→ Work required
List all lines of the data that include the string "hereinafter".
Raw data START
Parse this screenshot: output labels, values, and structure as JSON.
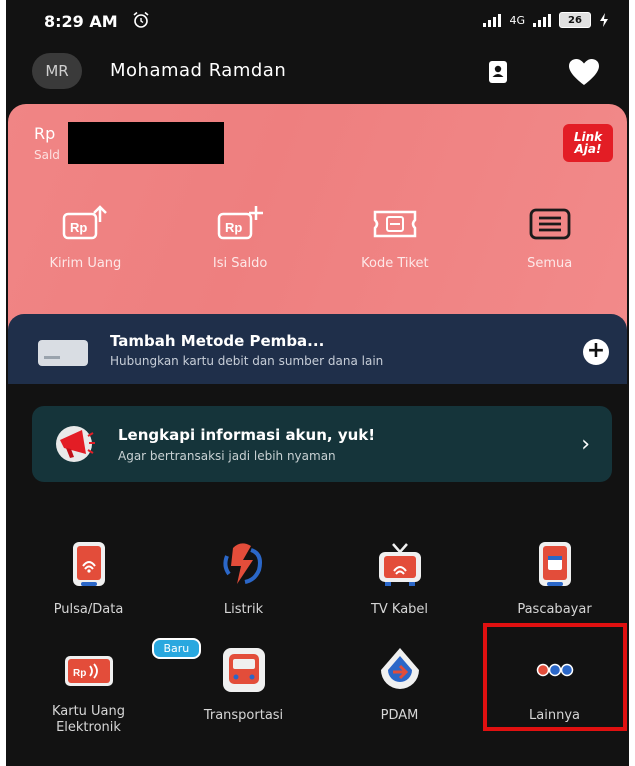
{
  "status": {
    "time": "8:29 AM",
    "network": "4G",
    "battery": "26"
  },
  "header": {
    "avatar_initials": "MR",
    "name": "Mohamad Ramdan"
  },
  "balance": {
    "currency": "Rp",
    "saldo_label": "Sald",
    "logo_top": "Link",
    "logo_bottom": "Aja!",
    "actions": [
      {
        "label": "Kirim Uang",
        "icon": "send-money-icon"
      },
      {
        "label": "Isi Saldo",
        "icon": "topup-icon"
      },
      {
        "label": "Kode Tiket",
        "icon": "ticket-icon"
      },
      {
        "label": "Semua",
        "icon": "menu-icon"
      }
    ]
  },
  "payment_method": {
    "title": "Tambah Metode Pemba...",
    "subtitle": "Hubungkan kartu debit dan sumber dana lain"
  },
  "account_info": {
    "title": "Lengkapi informasi akun, yuk!",
    "subtitle": "Agar bertransaksi jadi lebih nyaman"
  },
  "services": [
    {
      "label": "Pulsa/Data",
      "icon": "phone-icon"
    },
    {
      "label": "Listrik",
      "icon": "electricity-icon"
    },
    {
      "label": "TV Kabel",
      "icon": "tv-icon"
    },
    {
      "label": "Pascabayar",
      "icon": "postpaid-icon"
    },
    {
      "label": "Kartu Uang Elektronik",
      "icon": "ecard-icon",
      "badge": "Baru"
    },
    {
      "label": "Transportasi",
      "icon": "bus-icon"
    },
    {
      "label": "PDAM",
      "icon": "water-icon"
    },
    {
      "label": "Lainnya",
      "icon": "more-icon"
    }
  ],
  "colors": {
    "card": "#f08585",
    "brand_red": "#e31d25",
    "highlight": "#e01010"
  }
}
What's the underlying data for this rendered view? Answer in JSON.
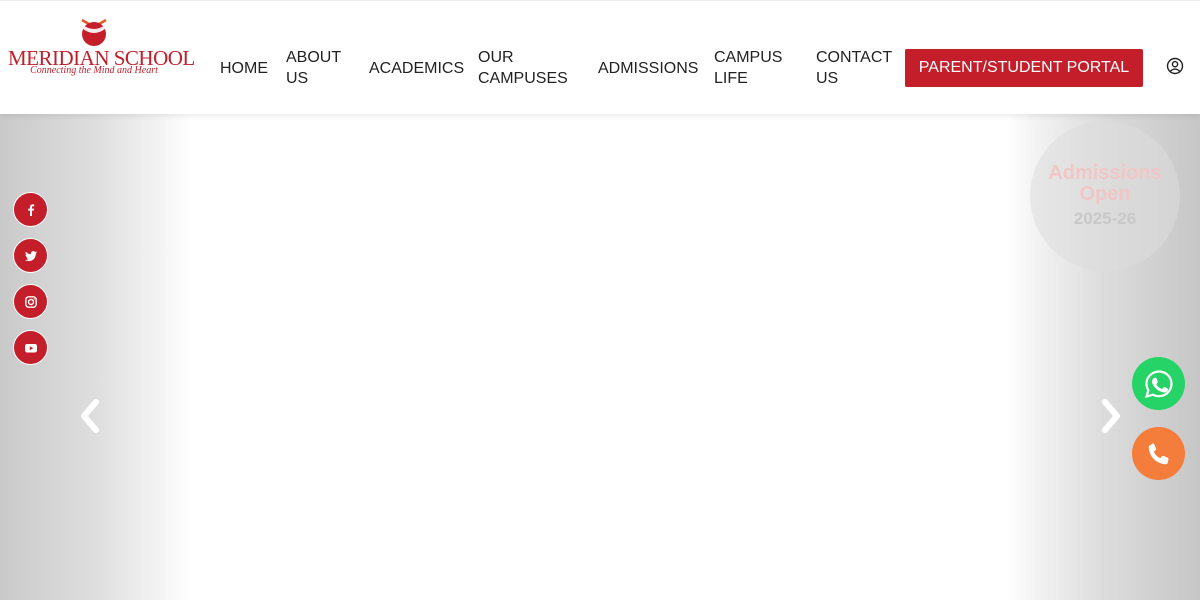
{
  "brand": {
    "name": "MERIDIAN SCHOOL",
    "tagline": "Connecting the Mind and Heart",
    "color": "#c41e2a"
  },
  "nav": {
    "items": [
      {
        "label": "HOME"
      },
      {
        "label": "ABOUT US"
      },
      {
        "label": "ACADEMICS"
      },
      {
        "label": "OUR CAMPUSES"
      },
      {
        "label": "ADMISSIONS"
      },
      {
        "label": "CAMPUS LIFE"
      },
      {
        "label": "CONTACT US"
      }
    ],
    "portal_label": "PARENT/STUDENT PORTAL",
    "user_icon": "user-circle-icon"
  },
  "hero": {
    "badge": {
      "line1": "Admissions",
      "line2": "Open",
      "year": "2025-26"
    },
    "prev_icon": "chevron-left-icon",
    "next_icon": "chevron-right-icon"
  },
  "social": [
    {
      "name": "facebook-icon"
    },
    {
      "name": "twitter-icon"
    },
    {
      "name": "instagram-icon"
    },
    {
      "name": "youtube-icon"
    }
  ],
  "floating": {
    "whatsapp_color": "#25d366",
    "phone_color": "#f47d3c"
  }
}
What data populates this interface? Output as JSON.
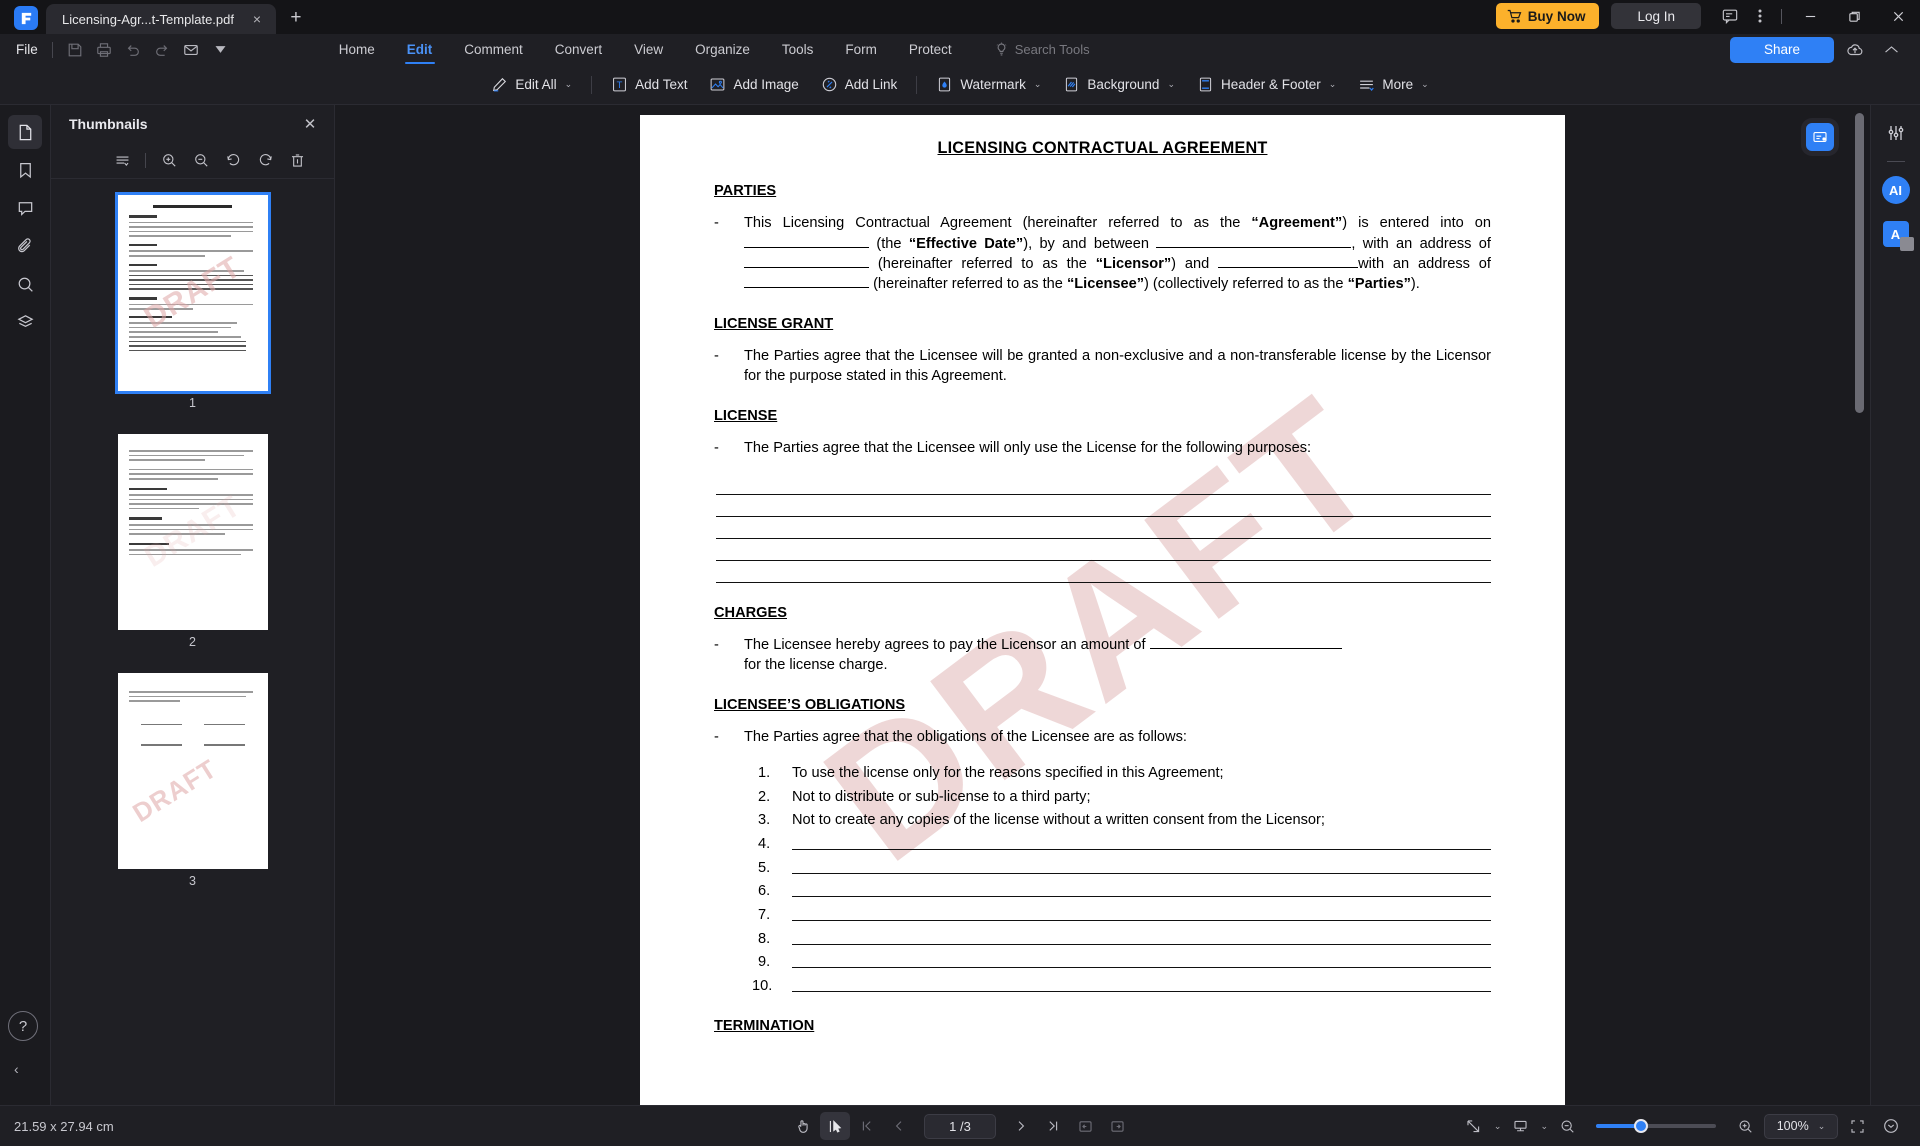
{
  "titlebar": {
    "tab_title": "Licensing-Agr...t-Template.pdf",
    "close_tab": "×",
    "new_tab": "+",
    "buy_now": "Buy Now",
    "log_in": "Log In",
    "minimize": "—",
    "restore": "❐",
    "close": "✕"
  },
  "menubar": {
    "file": "File",
    "tabs": [
      {
        "label": "Home",
        "active": false
      },
      {
        "label": "Edit",
        "active": true
      },
      {
        "label": "Comment",
        "active": false
      },
      {
        "label": "Convert",
        "active": false
      },
      {
        "label": "View",
        "active": false
      },
      {
        "label": "Organize",
        "active": false
      },
      {
        "label": "Tools",
        "active": false
      },
      {
        "label": "Form",
        "active": false
      },
      {
        "label": "Protect",
        "active": false
      }
    ],
    "search_tools_placeholder": "Search Tools",
    "share": "Share"
  },
  "ribbon": {
    "edit_all": "Edit All",
    "add_text": "Add Text",
    "add_image": "Add Image",
    "add_link": "Add Link",
    "watermark": "Watermark",
    "background": "Background",
    "header_footer": "Header & Footer",
    "more": "More",
    "caret": "⌄"
  },
  "sidebar": {
    "panel_title": "Thumbnails",
    "close": "✕",
    "pages": [
      {
        "number": "1",
        "selected": true
      },
      {
        "number": "2",
        "selected": false
      },
      {
        "number": "3",
        "selected": false
      }
    ],
    "watermark_text": "DRAFT"
  },
  "document": {
    "title": "LICENSING CONTRACTUAL AGREEMENT",
    "watermark": "DRAFT",
    "sections": {
      "parties_head": "PARTIES",
      "parties_body_1": "This Licensing Contractual Agreement (hereinafter referred to as the",
      "parties_agreement": "“Agreement”",
      "parties_body_2": "is entered into on",
      "parties_the": "(the",
      "parties_effective": "“Effective Date”",
      "parties_body_3": "), by and between",
      "parties_body_4": ", with an address of",
      "parties_body_5": "(hereinafter referred to as the",
      "parties_licensor": "“Licensor”",
      "parties_body_6": "and",
      "parties_body_7": "with an address of",
      "parties_body_8": "(hereinafter referred to as the",
      "parties_licensee": "“Licensee”",
      "parties_body_9": ") (collectively referred to as the",
      "parties_parties": "“Parties”",
      "parties_body_10": ").",
      "license_grant_head": "LICENSE GRANT",
      "license_grant_body": "The Parties agree that the Licensee will be granted a non-exclusive and a non-transferable license by the Licensor for the purpose stated in this Agreement.",
      "license_head": "LICENSE",
      "license_body": "The Parties agree that the Licensee will only use the License for the following purposes:",
      "license_blank_lines": 5,
      "charges_head": "CHARGES",
      "charges_body_1": "The Licensee hereby agrees to pay the Licensor an amount of",
      "charges_body_2": "for the license charge.",
      "obligations_head": "LICENSEE’S OBLIGATIONS",
      "obligations_body": "The Parties agree that the obligations of the Licensee are as follows:",
      "obligations_items": [
        {
          "n": "1.",
          "text": "To use the license only for the reasons specified in this Agreement;"
        },
        {
          "n": "2.",
          "text": "Not to distribute or sub-license to a third party;"
        },
        {
          "n": "3.",
          "text": "Not to create any copies of the license without a written consent from the Licensor;"
        },
        {
          "n": "4.",
          "text": ""
        },
        {
          "n": "5.",
          "text": ""
        },
        {
          "n": "6.",
          "text": ""
        },
        {
          "n": "7.",
          "text": ""
        },
        {
          "n": "8.",
          "text": ""
        },
        {
          "n": "9.",
          "text": ""
        },
        {
          "n": "10.",
          "text": ""
        }
      ],
      "termination_head": "TERMINATION"
    }
  },
  "statusbar": {
    "page_size": "21.59 x 27.94 cm",
    "page_indicator": "1 /3",
    "zoom_level": "100%",
    "caret": "⌄"
  },
  "colors": {
    "accent": "#2f80f5",
    "buy_now": "#fcb12b",
    "chrome_dark": "#1f1f24",
    "titlebar": "#141417",
    "watermark": "#e8c8c8"
  }
}
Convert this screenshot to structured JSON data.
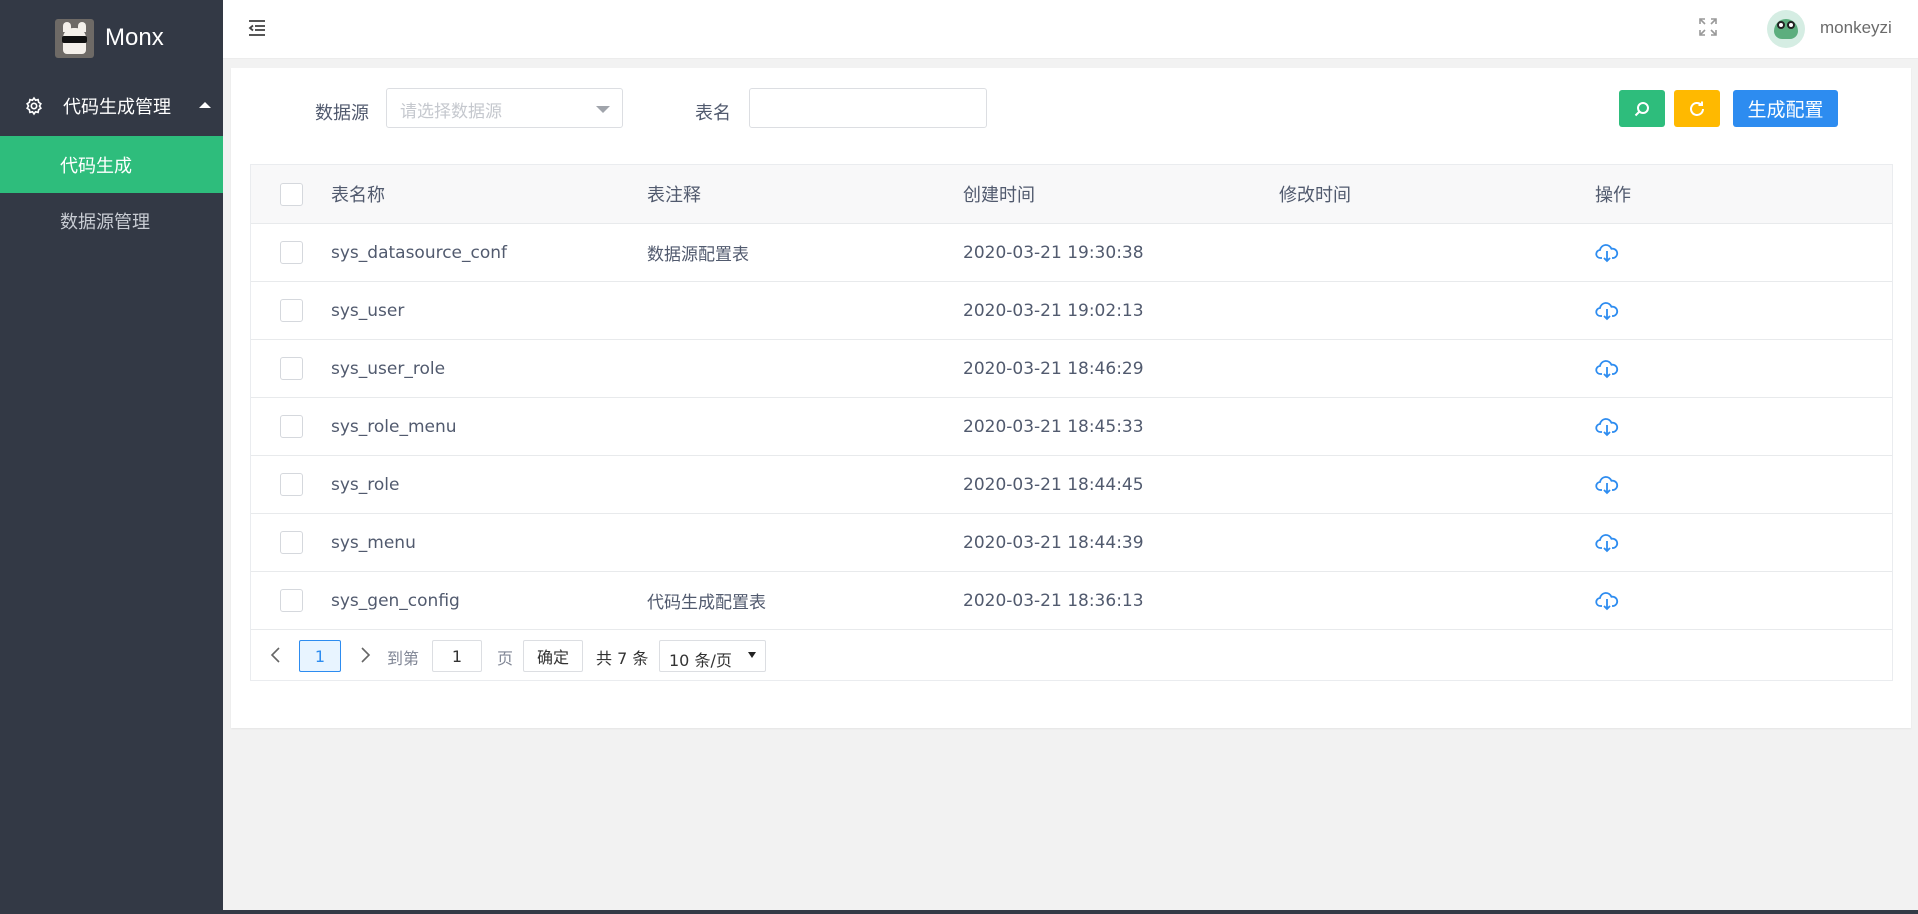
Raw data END
→ Result of the exercise
      "parties_body_1": "This Licensing Contractual Agreement (hereinafter referred to as the",
      "parties_body_5": "(hereinafter referred to as the",
      "parties_body_8": "(hereinafter referred to as the",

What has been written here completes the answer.